- For what it’s worth, the two best ways I’ve prepared pork shoulder is this way (slow roasting in the oven) and grilling using the indirect heat method. Although using a slow cooker also will yield results that allow for tender pulled pork, ultimately, there will be no contrast of crust and tender interior, so that method pales in comparison to the others. I know people think using a crock pot convenient, but honestly, I didn’t watch my oven for nine hours. We were out of the house for much of that time. Besides, there was no way this whole pork shoulder would have fit into any crock pot. As far as grilling goes, when you use the indirect heat method, your house doesn’t heat up (perfect for warm weather!) and you also do not have to watch it because there’s no heat directly beneath the pork shoulder. An estimation of time and period internal temperature testing is what works.
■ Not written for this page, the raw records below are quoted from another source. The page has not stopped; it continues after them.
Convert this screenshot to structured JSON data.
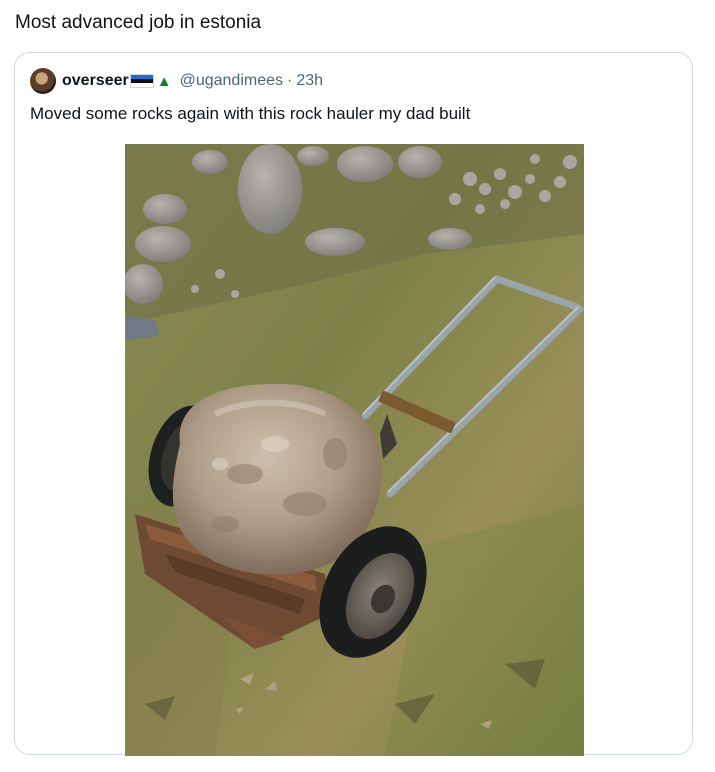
{
  "post": {
    "text": "Most advanced job in estonia"
  },
  "quote": {
    "display_name": "overseer",
    "flag_icon": "estonia-flag-icon",
    "emoji_icon": "evergreen-tree-icon",
    "handle": "@ugandimees",
    "separator": "·",
    "time": "23h",
    "text": "Moved some rocks again with this rock hauler my dad built",
    "media": "photo of a large boulder loaded on a homemade two-wheeled metal rock hauler in grass"
  },
  "colors": {
    "text_primary": "#0f1419",
    "text_secondary": "#536471",
    "border": "#cfd9de"
  }
}
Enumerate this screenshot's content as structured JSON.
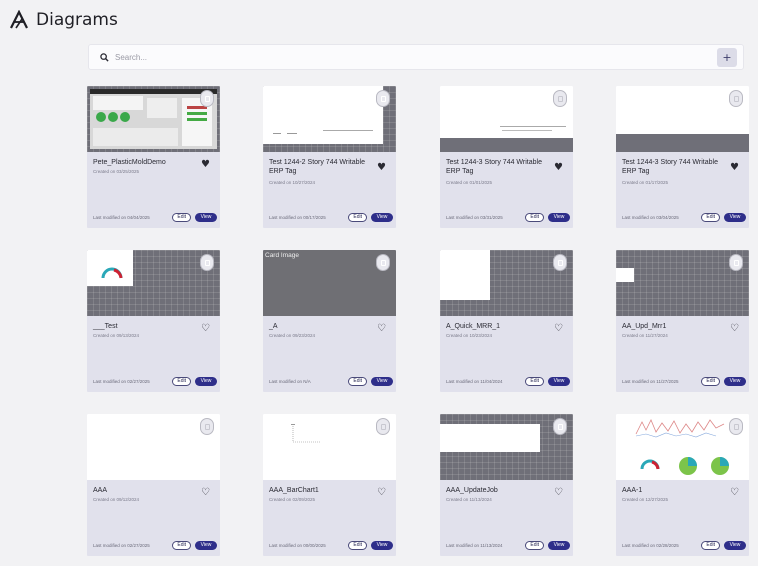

- So what about our diets and eating all this pork? We usually eat meat 1-2 times a week and when we do, it is in very small quantity. I try to follow the 4 0z. rule as closely as possible because that’s what’s healthy for us. Also, our portions of meat are well-balanced with a good amount of veg either cooked with the meat, or in a huge salad.
- I am so happy with our decision to purchase this pork from Valley Center farmer Jack of Taj Farms. Our bacon supply is dwindling as is the sausage. But we’ve still got neck bones to look forward to, ham hocks, ham ends, and half a head. Yes, you heard me correctly. Research is ongoing…
- Stay tuned for pulled pork sandwiches!
More pork shoulder from around the web
Stacy Snacks — “Cuban Roast Pernil: Pork Shoulder”
Savvy Eats — “A Savvy Week: Pork Shoulder”
Gastronomer’s Guide — “Cola-Braised Pork Shoulder with Onions and Dried Cherries”
Dinner and a Love Story — “Pork Shoulder Ragu”
Chefdruck Musings — “Slow Caramelized Pork Shoulder Momofuku Style”